TASK INPUT
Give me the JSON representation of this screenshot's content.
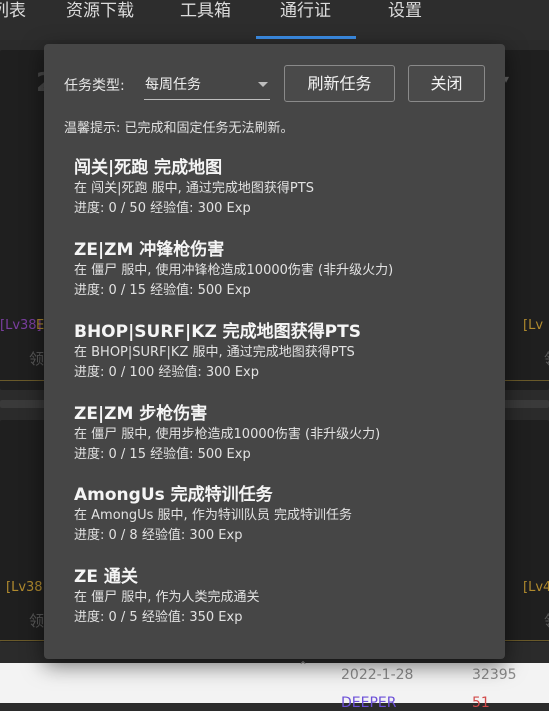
{
  "nav": {
    "items": [
      "列表",
      "资源下载",
      "工具箱",
      "通行证",
      "设置"
    ],
    "active": "通行证"
  },
  "background": {
    "big_digit": "2",
    "lvl_left_1": "[Lv38]",
    "lvl_left_1_tail": "E",
    "lvl_right_1": "[Lv",
    "claim_left_1": "领",
    "claim_right_1": "领",
    "lvl_left_2": "[Lv38",
    "lvl_right_2": "[Lv4",
    "claim_left_2": "领",
    "claim_right_2": "领",
    "row_date": "2022-1-28",
    "row_points": "32395",
    "row_name": "DEEPER",
    "row_score": "51"
  },
  "modal": {
    "type_label": "任务类型:",
    "type_value": "每周任务",
    "refresh_label": "刷新任务",
    "close_label": "关闭",
    "hint": "温馨提示: 已完成和固定任务无法刷新。",
    "tasks": [
      {
        "title": "闯关|死跑 完成地图",
        "desc": "在 闯关|死跑 服中, 通过完成地图获得PTS",
        "progress": "进度: 0 / 50 经验值: 300 Exp"
      },
      {
        "title": "ZE|ZM 冲锋枪伤害",
        "desc": "在 僵尸 服中, 使用冲锋枪造成10000伤害 (非升级火力)",
        "progress": "进度: 0 / 15 经验值: 500 Exp"
      },
      {
        "title": "BHOP|SURF|KZ 完成地图获得PTS",
        "desc": "在 BHOP|SURF|KZ 服中, 通过完成地图获得PTS",
        "progress": "进度: 0 / 100 经验值: 300 Exp"
      },
      {
        "title": "ZE|ZM 步枪伤害",
        "desc": "在 僵尸 服中, 使用步枪造成10000伤害 (非升级火力)",
        "progress": "进度: 0 / 15 经验值: 500 Exp"
      },
      {
        "title": "AmongUs 完成特训任务",
        "desc": "在 AmongUs 服中, 作为特训队员 完成特训任务",
        "progress": "进度: 0 / 8 经验值: 300 Exp"
      },
      {
        "title": "ZE 通关",
        "desc": "在 僵尸 服中, 作为人类完成通关",
        "progress": "进度: 0 / 5 经验值: 350 Exp"
      }
    ]
  },
  "colors": {
    "nav_active_underline": "#3c8ee6",
    "modal_background": "#464646",
    "background_level_purple": "#7b3fa0",
    "background_level_gold": "#b08a2e"
  }
}
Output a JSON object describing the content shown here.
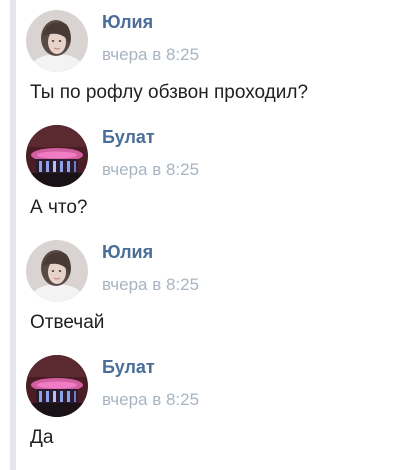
{
  "messages": [
    {
      "author": "Юлия",
      "time": "вчера в 8:25",
      "text": "Ты по рофлу обзвон проходил?",
      "avatar_icon": "user-avatar-girl"
    },
    {
      "author": "Булат",
      "time": "вчера в 8:25",
      "text": "А что?",
      "avatar_icon": "user-avatar-night-building"
    },
    {
      "author": "Юлия",
      "time": "вчера в 8:25",
      "text": "Отвечай",
      "avatar_icon": "user-avatar-girl"
    },
    {
      "author": "Булат",
      "time": "вчера в 8:25",
      "text": "Да",
      "avatar_icon": "user-avatar-night-building"
    }
  ],
  "colors": {
    "author": "#4a6e98",
    "time": "#a8b4c2",
    "text": "#1f1f1f",
    "quote_bar": "#e3e7ec"
  }
}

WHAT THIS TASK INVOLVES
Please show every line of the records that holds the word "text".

WRITTEN ANSWER
      "text": "Ты по рофлу обзвон проходил?",
      "text": "А что?",
      "text": "Отвечай",
      "text": "Да",
    "text": "#1f1f1f",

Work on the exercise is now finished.